PROMPT = Take every line from the records below that includes the word "this".

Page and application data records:
....
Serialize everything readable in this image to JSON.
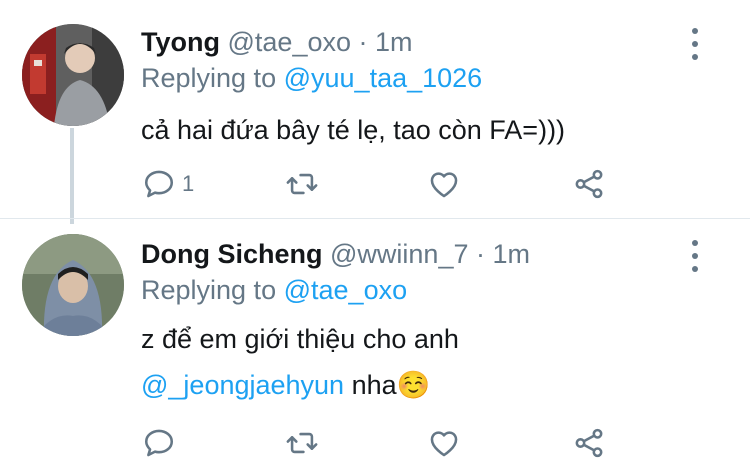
{
  "tweets": [
    {
      "display_name": "Tyong",
      "handle": "@tae_oxo",
      "time": "1m",
      "replying_label": "Replying to",
      "replying_to": "@yuu_taa_1026",
      "text_lines": [
        "cả hai đứa bây té lẹ, tao còn FA=)))"
      ],
      "reply_count": "1",
      "avatar_icon": "profile-photo"
    },
    {
      "display_name": "Dong Sicheng",
      "handle": "@wwiinn_7",
      "time": "1m",
      "replying_label": "Replying to",
      "replying_to": "@tae_oxo",
      "text_line_1": "z để em giới thiệu cho anh",
      "text_mention": "@_jeongjaehyun",
      "text_after_mention": " nha☺️",
      "avatar_icon": "profile-photo"
    }
  ],
  "separator": " · ",
  "colors": {
    "accent": "#1da1f2",
    "secondary_text": "#657786",
    "primary_text": "#14171a",
    "thread_line": "#ccd6dd"
  },
  "icons": [
    "reply-icon",
    "retweet-icon",
    "like-icon",
    "share-icon",
    "more-options-icon"
  ]
}
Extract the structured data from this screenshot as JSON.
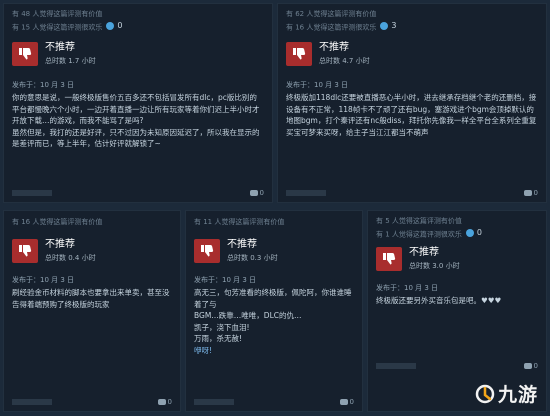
{
  "reviews": [
    {
      "helpful_lines": [
        "有 48 人觉得这篇评测有价值",
        "有 15 人觉得这篇评测很欢乐"
      ],
      "award": "0",
      "recommendation": "不推荐",
      "hours": "总时数 1.7 小时",
      "date": "发布于：10 月 3 日",
      "paragraphs": [
        "你的意思是说，一般终极版售价五百多还不包括冒发所有dlc，pc版比别的平台都慢晚六个小时，一边开着直播一边让所有玩家等着你们迟上半小时才开放下载…的游戏，而我不能骂了是吗?",
        "虽然但是，我打的还是好评，只不过因为未知原因延迟了，所以我在显示的是差评而已，等上半年，估计好评就解锁了~"
      ],
      "comments": "0"
    },
    {
      "helpful_lines": [
        "有 62 人觉得这篇评测有价值",
        "有 16 人觉得这篇评测很欢乐"
      ],
      "award": "3",
      "recommendation": "不推荐",
      "hours": "总时数 4.7 小时",
      "date": "发布于：10 月 3 日",
      "paragraphs": [
        "终极版加118dlc还要被直播恶心半小时，进去继承存档继个老的还删档，接设备有不正常，118帧卡不了顽了还有bug，塞游戏进个bgm会顶掉默认的地图bgm，打个秦评还有nc般diss，拜托你先像我一样全平台全系列全重复买宝可梦来买呀，给主子当江江都当不萌声"
      ],
      "comments": "0"
    },
    {
      "helpful_lines": [
        "有 16 人觉得这篇评测有价值"
      ],
      "award": "",
      "recommendation": "不推荐",
      "hours": "总时数 0.4 小时",
      "date": "发布于：10 月 3 日",
      "paragraphs": [
        "刷经验金币材料的脚本也要拿出来单卖，甚至没告得着端预购了终极版的玩家"
      ],
      "comments": "0"
    },
    {
      "helpful_lines": [
        "有 11 人觉得这篇评测有价值"
      ],
      "award": "",
      "recommendation": "不推荐",
      "hours": "总时数 0.3 小时",
      "date": "发布于：10 月 3 日",
      "paragraphs": [
        "高无三，句芳准看的终极版，佩陀阿，你谁谁睡着了与",
        "BGM…跌靠…唯唯，DLC的仇…",
        "凯子，浇下血泪!",
        "万雨，杀无赦!",
        "咿呀!"
      ],
      "emph_index": 4,
      "comments": "0"
    },
    {
      "helpful_lines": [
        "有 5 人觉得这篇评测有价值",
        "有 1 人觉得这篇评测很欢乐"
      ],
      "award": "0",
      "recommendation": "不推荐",
      "hours": "总时数 3.0 小时",
      "date": "发布于：10 月 3 日",
      "paragraphs": [
        "终极版还要另外买音乐包是吧。♥♥♥"
      ],
      "comments": "0"
    }
  ],
  "watermark": {
    "text": "九游"
  }
}
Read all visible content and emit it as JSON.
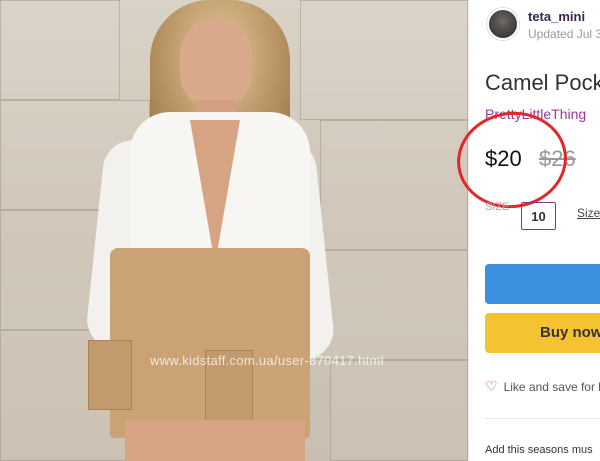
{
  "photo": {
    "watermark": "www.kidstaff.com.ua/user-870417.html"
  },
  "seller": {
    "name": "teta_mini",
    "updated": "Updated Jul 3"
  },
  "product": {
    "title": "Camel Pock",
    "brand": "PrettyLittleThing",
    "price": "$20",
    "old_price": "$26",
    "size_label": "SIZE",
    "size_value": "10",
    "size_guide": "Size"
  },
  "actions": {
    "buy_now": "Buy now",
    "like": "Like and save for la"
  },
  "description": {
    "text": "Add this seasons mus"
  },
  "colors": {
    "annotation_circle": "#e3262a",
    "brand": "#a2359b",
    "buy_button": "#3d8fe0",
    "buy_now_button": "#f5c232"
  }
}
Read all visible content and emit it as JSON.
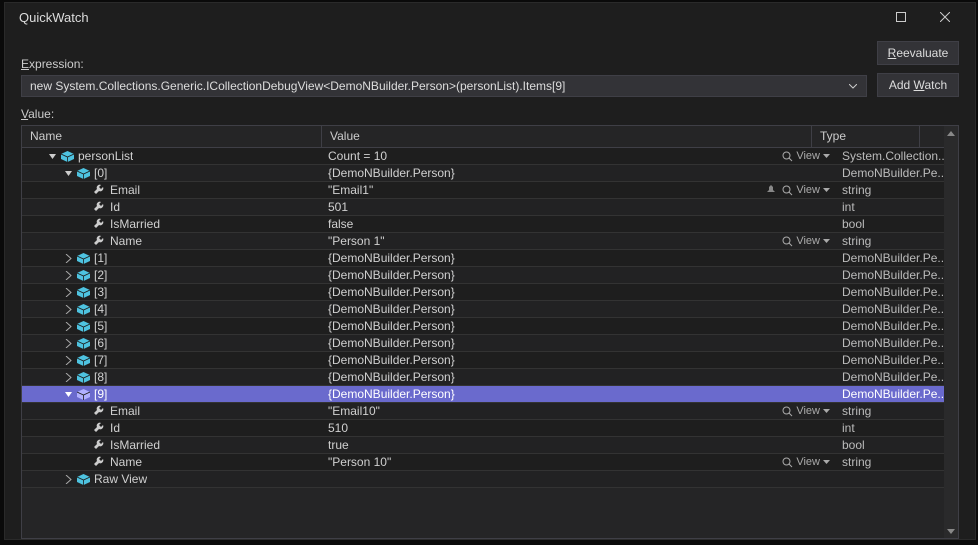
{
  "window": {
    "title": "QuickWatch"
  },
  "labels": {
    "expression_prefix": "E",
    "expression_rest": "xpression:",
    "value_prefix": "V",
    "value_rest": "alue:"
  },
  "expression": {
    "text": "new System.Collections.Generic.ICollectionDebugView<DemoNBuilder.Person>(personList).Items[9]"
  },
  "buttons": {
    "reevaluate_prefix": "R",
    "reevaluate_rest": "eevaluate",
    "addwatch_prefix": "Add ",
    "addwatch_ul": "W",
    "addwatch_rest": "atch"
  },
  "columns": {
    "name": "Name",
    "value": "Value",
    "type": "Type"
  },
  "view_label": "View",
  "rows": [
    {
      "depth": 1,
      "expander": "open",
      "icon": "obj",
      "name": "personList",
      "value": "Count = 10",
      "view": true,
      "type": "System.Collection..."
    },
    {
      "depth": 2,
      "expander": "open",
      "icon": "obj",
      "name": "[0]",
      "value": "{DemoNBuilder.Person}",
      "view": false,
      "type": "DemoNBuilder.Pe..."
    },
    {
      "depth": 3,
      "expander": "none",
      "icon": "wrench",
      "name": "Email",
      "value": "\"Email1\"",
      "pin": true,
      "view": true,
      "type": "string"
    },
    {
      "depth": 3,
      "expander": "none",
      "icon": "wrench",
      "name": "Id",
      "value": "501",
      "view": false,
      "type": "int"
    },
    {
      "depth": 3,
      "expander": "none",
      "icon": "wrench",
      "name": "IsMarried",
      "value": "false",
      "view": false,
      "type": "bool"
    },
    {
      "depth": 3,
      "expander": "none",
      "icon": "wrench",
      "name": "Name",
      "value": "\"Person 1\"",
      "view": true,
      "type": "string"
    },
    {
      "depth": 2,
      "expander": "closed",
      "icon": "obj",
      "name": "[1]",
      "value": "{DemoNBuilder.Person}",
      "view": false,
      "type": "DemoNBuilder.Pe..."
    },
    {
      "depth": 2,
      "expander": "closed",
      "icon": "obj",
      "name": "[2]",
      "value": "{DemoNBuilder.Person}",
      "view": false,
      "type": "DemoNBuilder.Pe..."
    },
    {
      "depth": 2,
      "expander": "closed",
      "icon": "obj",
      "name": "[3]",
      "value": "{DemoNBuilder.Person}",
      "view": false,
      "type": "DemoNBuilder.Pe..."
    },
    {
      "depth": 2,
      "expander": "closed",
      "icon": "obj",
      "name": "[4]",
      "value": "{DemoNBuilder.Person}",
      "view": false,
      "type": "DemoNBuilder.Pe..."
    },
    {
      "depth": 2,
      "expander": "closed",
      "icon": "obj",
      "name": "[5]",
      "value": "{DemoNBuilder.Person}",
      "view": false,
      "type": "DemoNBuilder.Pe..."
    },
    {
      "depth": 2,
      "expander": "closed",
      "icon": "obj",
      "name": "[6]",
      "value": "{DemoNBuilder.Person}",
      "view": false,
      "type": "DemoNBuilder.Pe..."
    },
    {
      "depth": 2,
      "expander": "closed",
      "icon": "obj",
      "name": "[7]",
      "value": "{DemoNBuilder.Person}",
      "view": false,
      "type": "DemoNBuilder.Pe..."
    },
    {
      "depth": 2,
      "expander": "closed",
      "icon": "obj",
      "name": "[8]",
      "value": "{DemoNBuilder.Person}",
      "view": false,
      "type": "DemoNBuilder.Pe..."
    },
    {
      "depth": 2,
      "expander": "open",
      "icon": "obj",
      "name": "[9]",
      "value": "{DemoNBuilder.Person}",
      "view": false,
      "type": "DemoNBuilder.Pe...",
      "selected": true
    },
    {
      "depth": 3,
      "expander": "none",
      "icon": "wrench",
      "name": "Email",
      "value": "\"Email10\"",
      "view": true,
      "type": "string"
    },
    {
      "depth": 3,
      "expander": "none",
      "icon": "wrench",
      "name": "Id",
      "value": "510",
      "view": false,
      "type": "int"
    },
    {
      "depth": 3,
      "expander": "none",
      "icon": "wrench",
      "name": "IsMarried",
      "value": "true",
      "view": false,
      "type": "bool"
    },
    {
      "depth": 3,
      "expander": "none",
      "icon": "wrench",
      "name": "Name",
      "value": "\"Person 10\"",
      "view": true,
      "type": "string"
    },
    {
      "depth": 2,
      "expander": "closed",
      "icon": "obj",
      "name": "Raw View",
      "value": "",
      "view": false,
      "type": ""
    }
  ],
  "layout": {
    "col_name_w": 300,
    "col_value_w": 490,
    "col_type_w": 108
  }
}
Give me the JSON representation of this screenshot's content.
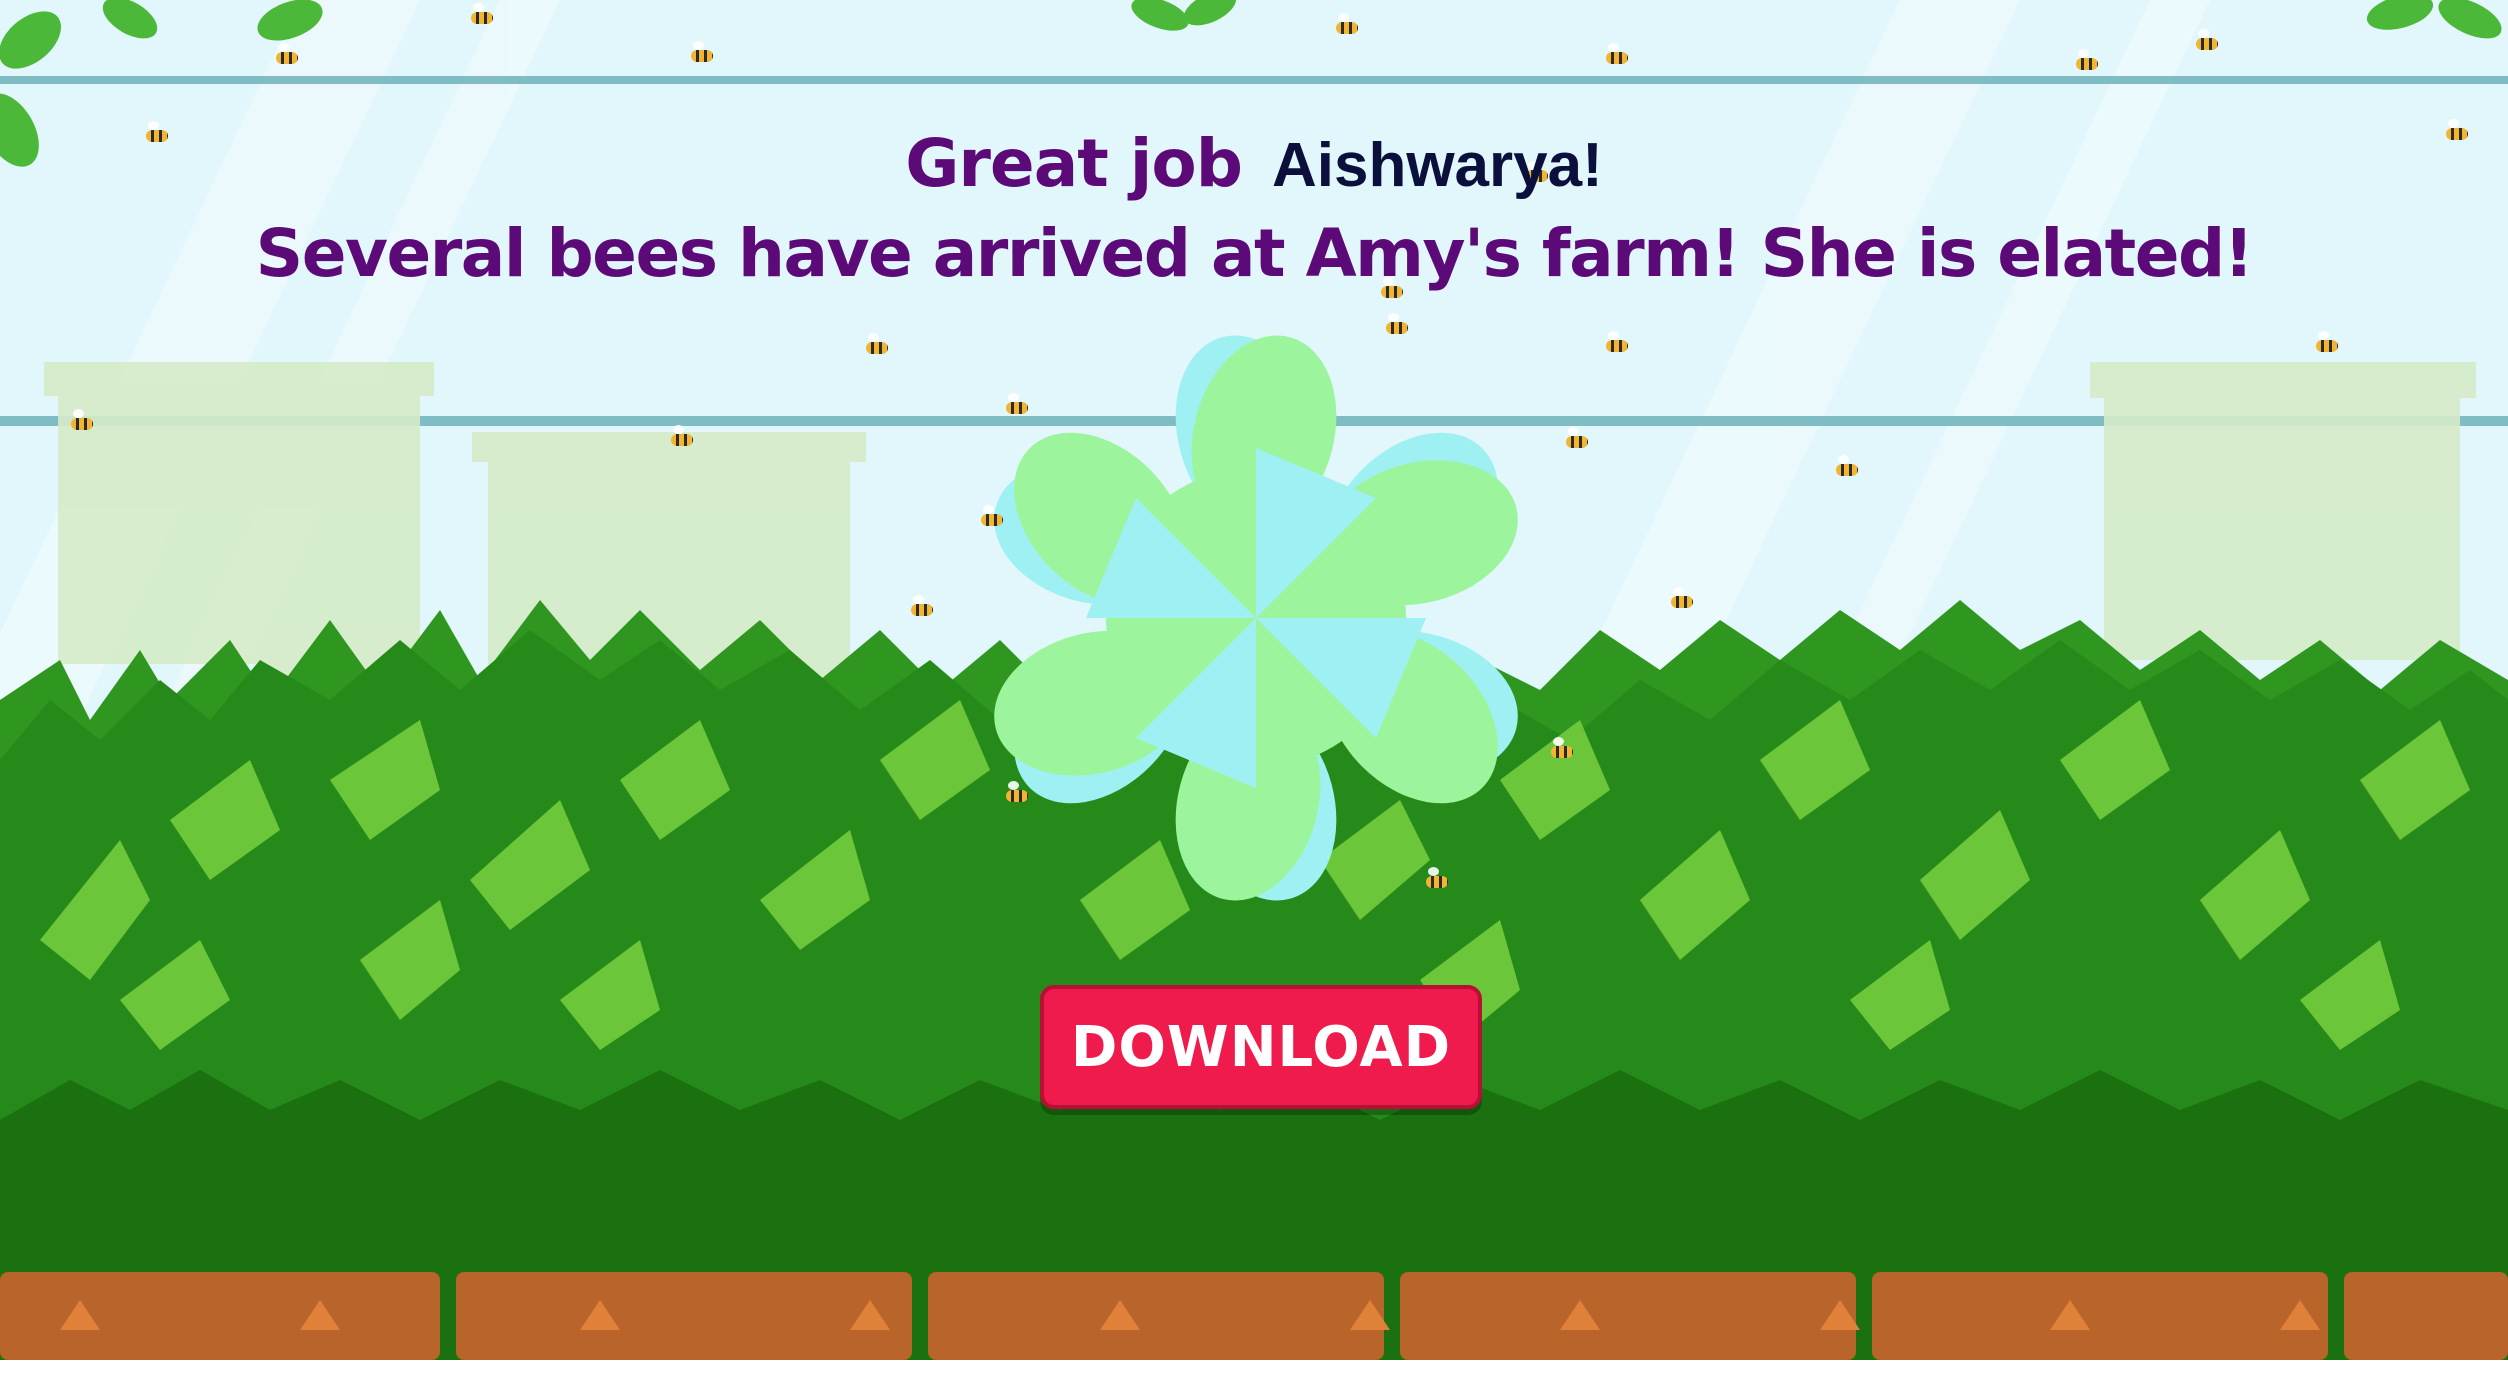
{
  "game": {
    "greeting": "Great job",
    "player_name": "Aishwarya!",
    "message": "Several bees have arrived at Amy's farm! She is elated!",
    "download_label": "DOWNLOAD"
  },
  "colors": {
    "sky": "#e1f7fb",
    "headline": "#5b0a78",
    "name": "#0b0f3b",
    "button": "#ef1b4c",
    "bush_light": "#6cc63a",
    "bush_mid": "#2a8d1a",
    "bush_dark": "#1a6e10",
    "soil": "#b8642a",
    "petal_green": "#9cf59c",
    "petal_blue": "#9ff0f3"
  },
  "icons": {
    "flower": "flower-icon",
    "bee": "bee-icon",
    "leaf": "leaf-icon"
  }
}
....
ANSWER SECTION =
Serialize everything readable in this image to JSON.
Extract the structured data from this screenshot as JSON.
    "text": "Add this seasons mus"
Give me the JSON representation of this screenshot's content.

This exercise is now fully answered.